*** Dataset records ***
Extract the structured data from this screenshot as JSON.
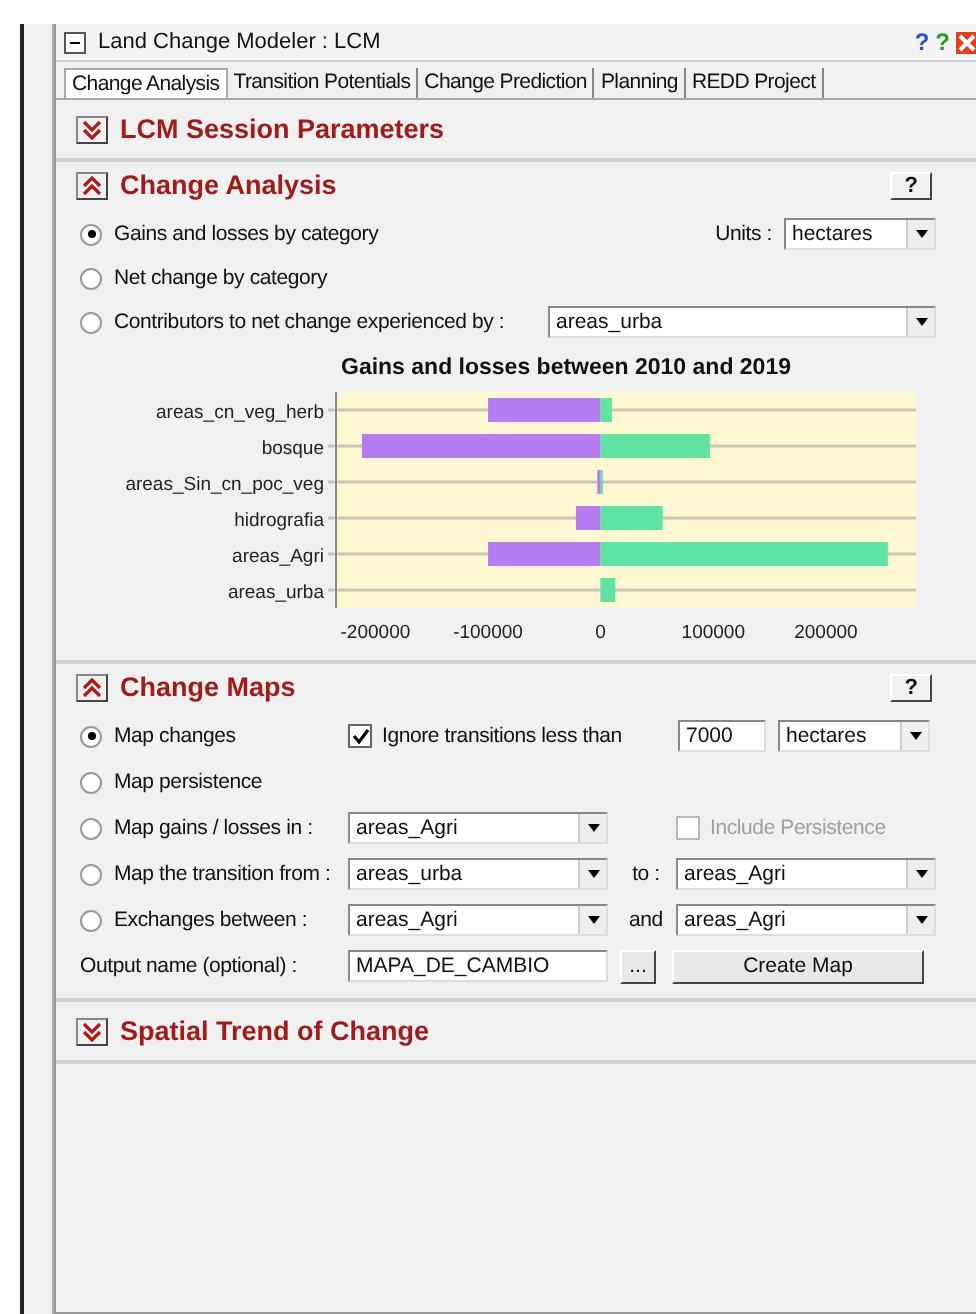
{
  "window": {
    "title": "Land Change Modeler : LCM",
    "help_buttons": [
      "?",
      "?"
    ]
  },
  "tabs": [
    {
      "label": "Change Analysis",
      "selected": true
    },
    {
      "label": "Transition Potentials",
      "selected": false
    },
    {
      "label": "Change Prediction",
      "selected": false
    },
    {
      "label": "Planning",
      "selected": false
    },
    {
      "label": "REDD Project",
      "selected": false
    }
  ],
  "session_parameters": {
    "title": "LCM Session Parameters",
    "expanded": false
  },
  "change_analysis": {
    "title": "Change Analysis",
    "expanded": true,
    "help": "?",
    "options": [
      {
        "label": "Gains and losses by category",
        "selected": true
      },
      {
        "label": "Net change by category",
        "selected": false
      },
      {
        "label": "Contributors to net change experienced by :",
        "selected": false
      }
    ],
    "units_label": "Units :",
    "units_value": "hectares",
    "contributor_value": "areas_urba",
    "chart_data": {
      "type": "bar",
      "title": "Gains and losses between 2010 and 2019",
      "orientation": "horizontal",
      "stacked": true,
      "categories": [
        "areas_cn_veg_herb",
        "bosque",
        "areas_Sin_cn_poc_veg",
        "hidrografia",
        "areas_Agri",
        "areas_urba"
      ],
      "series": [
        {
          "color": "#b57cf0",
          "values": [
            -100000,
            -212000,
            -3000,
            -22000,
            -100000,
            0
          ]
        },
        {
          "color": "#5ee3a3",
          "values": [
            10000,
            97000,
            2000,
            55000,
            255000,
            13000
          ]
        }
      ],
      "xlim": [
        -235000,
        280000
      ],
      "xticks": [
        -200000,
        -100000,
        0,
        100000,
        200000
      ]
    }
  },
  "change_maps": {
    "title": "Change Maps",
    "expanded": true,
    "help": "?",
    "options": [
      {
        "label": "Map changes",
        "selected": true
      },
      {
        "label": "Map persistence",
        "selected": false
      },
      {
        "label": "Map gains / losses in :",
        "selected": false,
        "value": "areas_Agri"
      },
      {
        "label": "Map the transition from :",
        "selected": false,
        "value": "areas_urba",
        "joiner": "to :",
        "value2": "areas_Agri"
      },
      {
        "label": "Exchanges between :",
        "selected": false,
        "value": "areas_Agri",
        "joiner": "and",
        "value2": "areas_Agri"
      }
    ],
    "ignore": {
      "label": "Ignore transitions less than",
      "checked": true,
      "value": "7000",
      "units": "hectares"
    },
    "include_persistence": {
      "label": "Include Persistence",
      "checked": false,
      "disabled": true
    },
    "output_label": "Output name (optional) :",
    "output_value": "MAPA_DE_CAMBIO",
    "browse": "...",
    "create": "Create Map"
  },
  "spatial_trend": {
    "title": "Spatial Trend of Change",
    "expanded": false
  }
}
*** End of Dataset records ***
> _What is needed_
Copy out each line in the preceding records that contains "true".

> _Solution_
      "selected": true
    "expanded": true,
        "selected": true
      "stacked": true,
    "expanded": true,
        "selected": true
      "checked": true,
      "disabled": true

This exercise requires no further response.